Author: Roy M. Anker
Publisher: Greenwood Publishing Group
Focuses on early America, from the Protestant Ethic and Puritan New England through Revivalism and American Romanticism.
Author: Paul M. Zall
Publisher: University Press of Kentucky
Although he called himself merely a "printer" in his will, Benjamin Franklin could have also called himself a diplomat, a doctor, an electrician, a frontier general, an inventor, a journalist, a legislator, a librarian, a magistrate, a postmaster, a promoter, a publisher -- and a humorist. John Adams wrote of Franklin, "He had wit at will. He had humor that when he pleased was pleasant and delightful... [and] talents for irony, allegory, and fable, that he could adapt with great skill, to the promotion of moral and political truth." In Benjamin Franklin's Humor, author Paul M. Zall shows how one of America's founding fathers used humor to further both personal and national interests. Early in his career, Franklin impersonated the feisty widow Silence Dogood in a series of comically moralistic essays that helped his brother James outpace competitors in Boston's incipient newspaper market. In the mid-eighteenth century, he displayed his talent for comic impersonation in numerous editions of Poor Richard's Almanac, a series of pocket-sized tomes filled with proverbs and witticisms that were later compiled in Franklin's The Way to Wealth (1758), one of America's all-time bestselling books. Benjamin Franklin was sure to be remembered for his early work as an author, printer, and inventor, but his accomplishments as a statesman later in life firmly secured his lofty stature in American history. Zall shows how Franklin employed humor to achieve desired ends during even the most difficult diplomatic situations: while helping draft the Declaration of Independence, while securing France's support for the American Revolution, while brokering the treaty with England to end the War for Independence, and while mediating disputes at the Constitutional Convention. He supervised and facilitated the birth of a nation with customary wit and aplomb. Zall traces the development of an acute sense of humor throughout the life of a great American. Franklin valued humor not as an end in itself but as a means to gain a competitive edge, disseminate information, or promote a program. Early in life, he wrote about timely topics in an effort to reach a mass reading class, leaving an amusing record of early American culture. Later, Franklin directed his talents toward serving his country. Regardless of its origin, the best of Benjamin Franklin's humor transcends its initial purpose and continues to evoke undying laughter at shared human experiences.

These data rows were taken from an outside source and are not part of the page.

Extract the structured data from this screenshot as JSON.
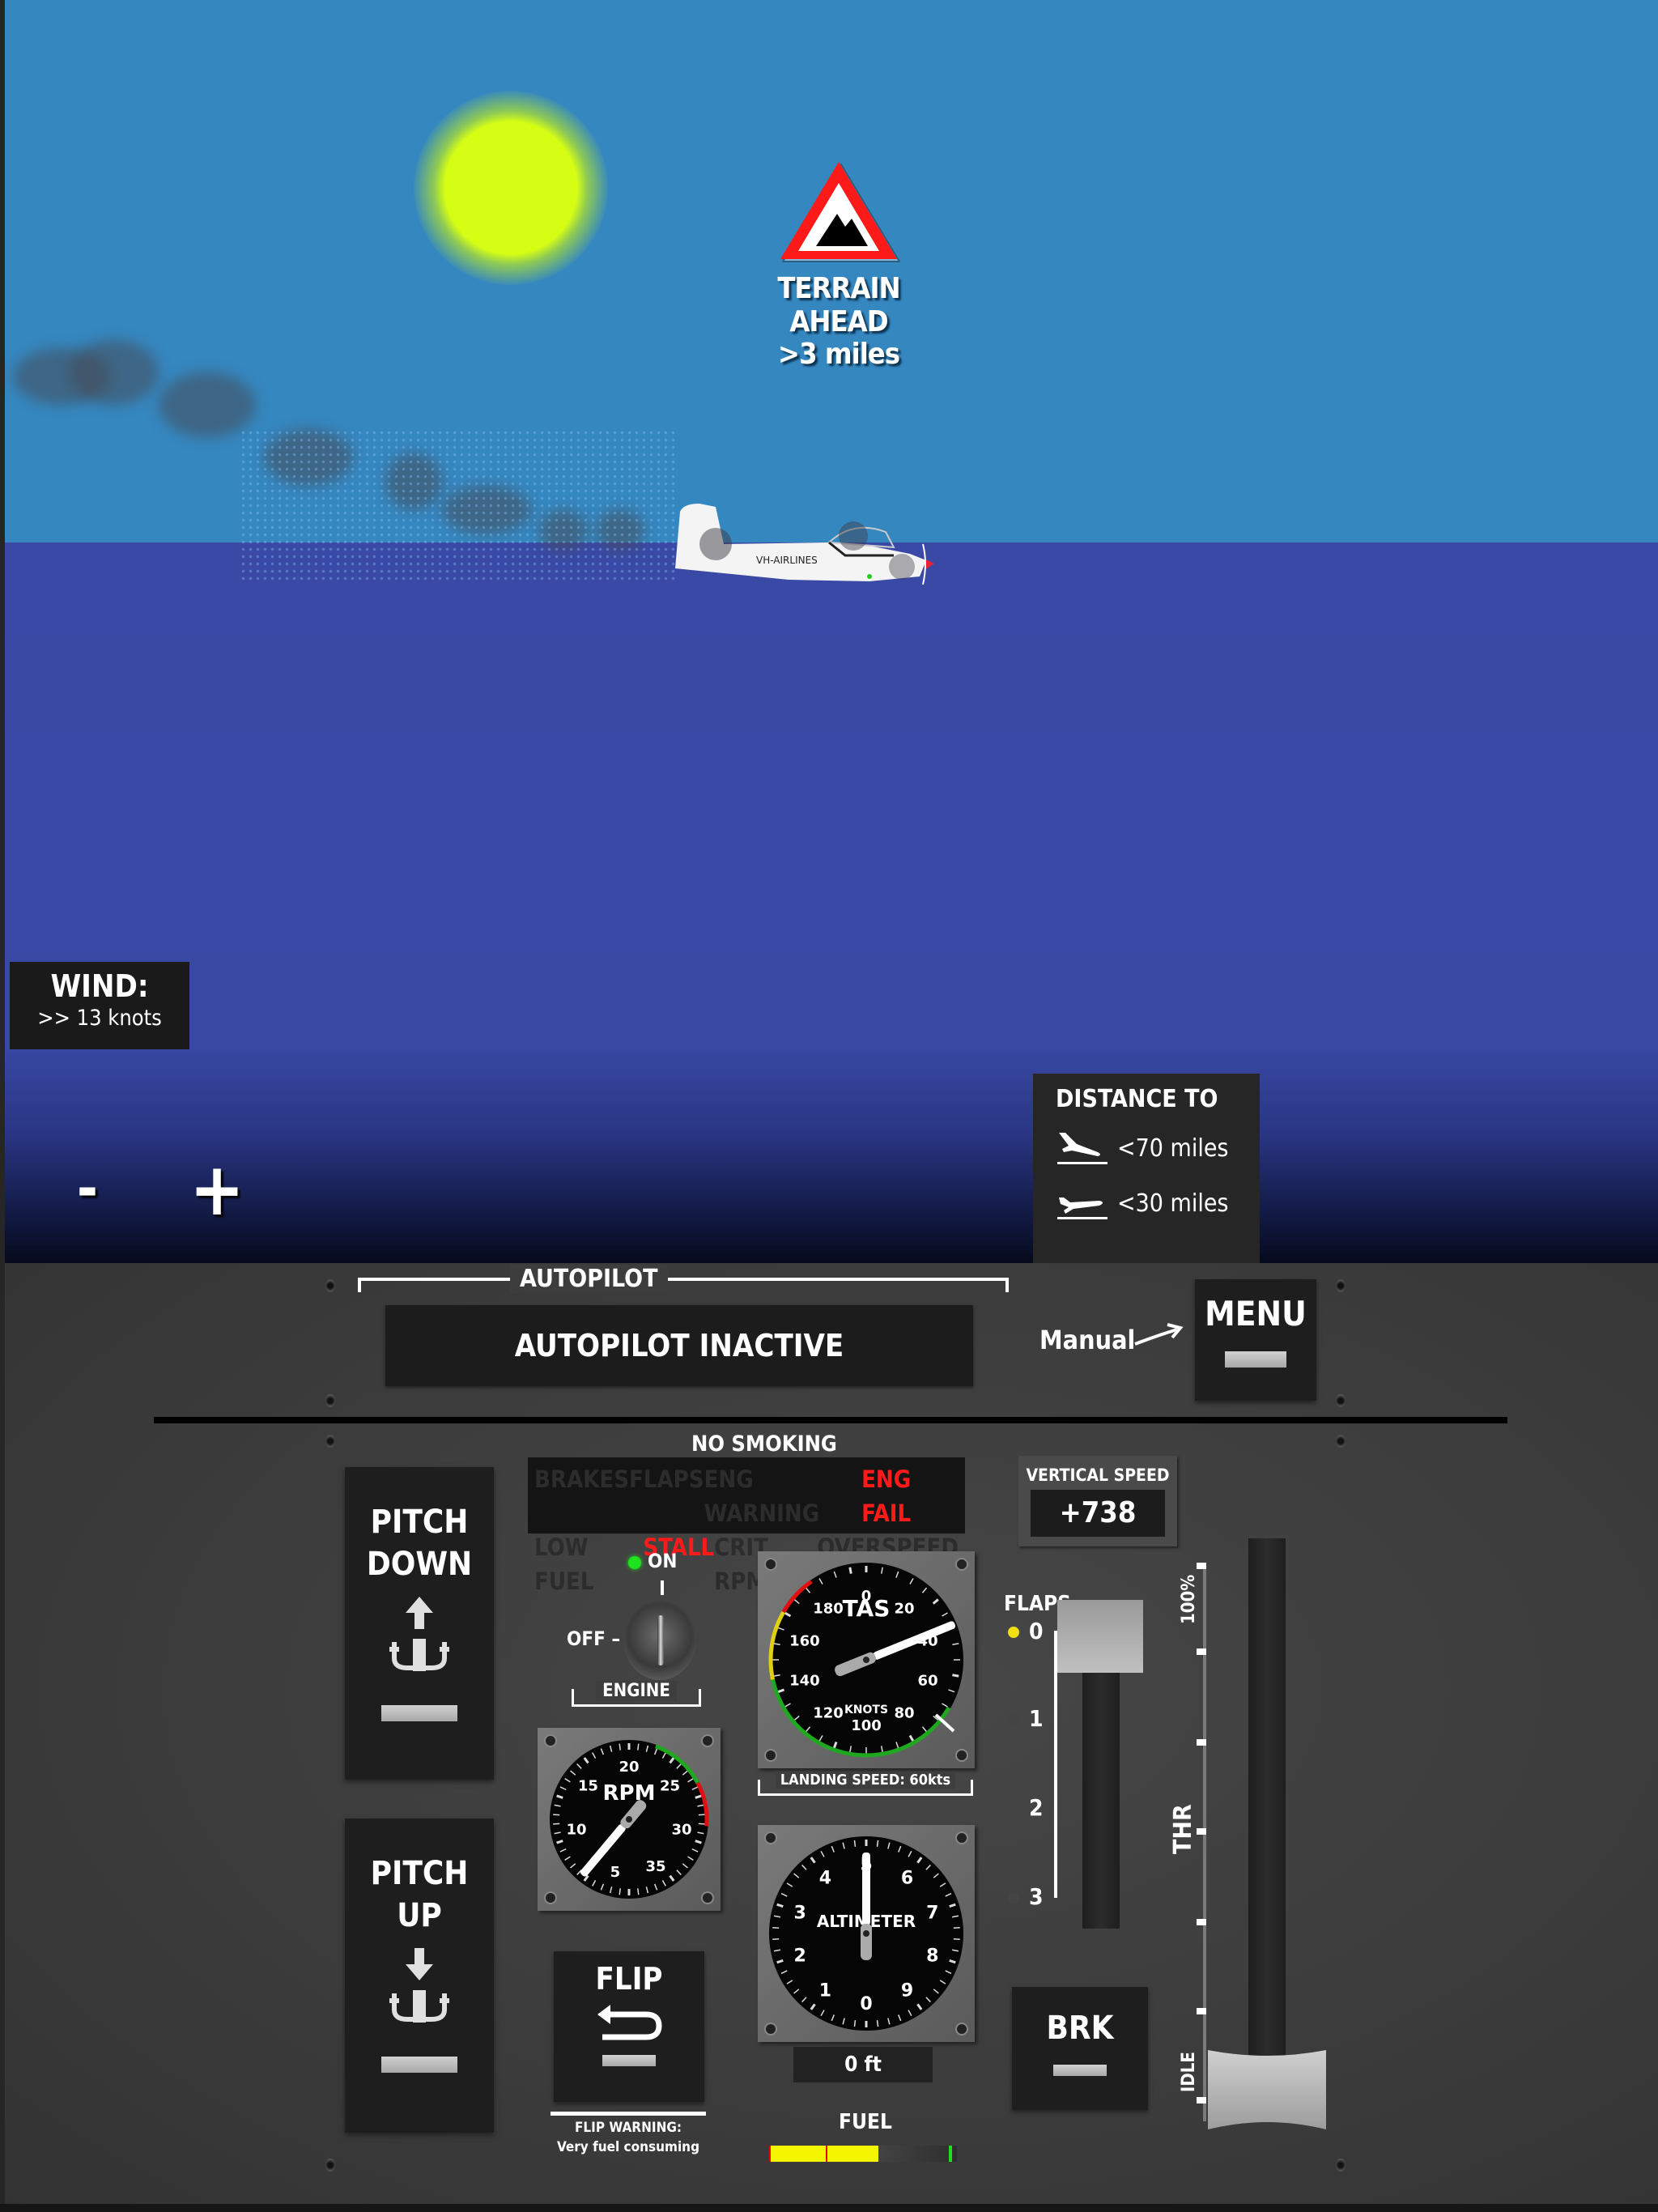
{
  "scene": {
    "terrain_warning": {
      "title": "TERRAIN AHEAD",
      "distance": ">3 miles",
      "icon": "mountain-warning-icon"
    },
    "wind": {
      "label": "WIND:",
      "value": ">> 13 knots"
    },
    "zoom": {
      "out_label": "-",
      "in_label": "+"
    },
    "distance_to": {
      "title": "DISTANCE TO",
      "items": [
        {
          "icon": "landing-airport-icon",
          "value": "<70 miles"
        },
        {
          "icon": "takeoff-airport-icon",
          "value": "<30 miles"
        }
      ]
    },
    "airplane": {
      "registration": "VH-AIRLINES"
    },
    "colors": {
      "sky": "#3587c0",
      "sea": "#3949a5",
      "sun": "#d6fe14"
    }
  },
  "autopilot": {
    "section_label": "AUTOPILOT",
    "status": "AUTOPILOT INACTIVE",
    "manual_label": "Manual"
  },
  "menu": {
    "label": "MENU"
  },
  "warnings": {
    "header": "NO SMOKING",
    "rows": [
      [
        {
          "label": "BRAKES",
          "active": false
        },
        {
          "label": "FLAPS",
          "active": false
        },
        {
          "label": "ENG WARNING",
          "active": false
        },
        {
          "label": "ENG FAIL",
          "active": true
        }
      ],
      [
        {
          "label": "LOW FUEL",
          "active": false
        },
        {
          "label": "STALL",
          "active": true
        },
        {
          "label": "CRIT RPM",
          "active": false
        },
        {
          "label": "OVERSPEED",
          "active": false
        }
      ]
    ],
    "active_color": "#ff1a1a"
  },
  "pitch": {
    "down": {
      "line1": "PITCH",
      "line2": "DOWN"
    },
    "up": {
      "line1": "PITCH",
      "line2": "UP"
    }
  },
  "engine": {
    "on_label": "ON",
    "off_label": "OFF",
    "section_label": "ENGINE",
    "state": "ON"
  },
  "rpm_gauge": {
    "label": "RPM",
    "ticks": [
      "5",
      "10",
      "15",
      "20",
      "25",
      "30",
      "35"
    ],
    "needle_value": 5
  },
  "tas_gauge": {
    "label": "TAS",
    "unit_label": "KNOTS",
    "ticks": [
      "0",
      "20",
      "40",
      "60",
      "80",
      "100",
      "120",
      "140",
      "160",
      "180"
    ],
    "needle_value": 20,
    "landing_label": "LANDING SPEED: 60kts"
  },
  "altimeter": {
    "label": "ALTIMETER",
    "ticks": [
      "0",
      "1",
      "2",
      "3",
      "4",
      "5",
      "6",
      "7",
      "8",
      "9"
    ],
    "readout": "0 ft"
  },
  "vertical_speed": {
    "label": "VERTICAL SPEED",
    "value": "+738"
  },
  "flaps": {
    "label": "FLAPS",
    "positions": [
      "0",
      "1",
      "2",
      "3"
    ],
    "current": "0"
  },
  "throttle": {
    "label": "THR",
    "max_label": "100%",
    "min_label": "IDLE",
    "value_percent": 0
  },
  "brake": {
    "label": "BRK"
  },
  "flip": {
    "label": "FLIP",
    "warning_title": "FLIP WARNING:",
    "warning_text": "Very fuel consuming"
  },
  "fuel": {
    "label": "FUEL",
    "level_fraction": 0.58
  }
}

Author: Ayer, J.C. & co., Lowell, Mass
Vols. for 1889- contain the almanac for the United States and also almanacs in various languages for various parts of the world.
Author: Edmund S. Morgan
Publisher: W. W. Norton & Company
Category: Biography & Autobiography
Reexamines the lives of American heroes such as George Washington and Benjamin Franklin, and reevaluates the legacies of religious figures such as Anne Hutchinson and unknown martyrs such as Mary Easty and Giles Cory, who were executed for practicing witchcraft.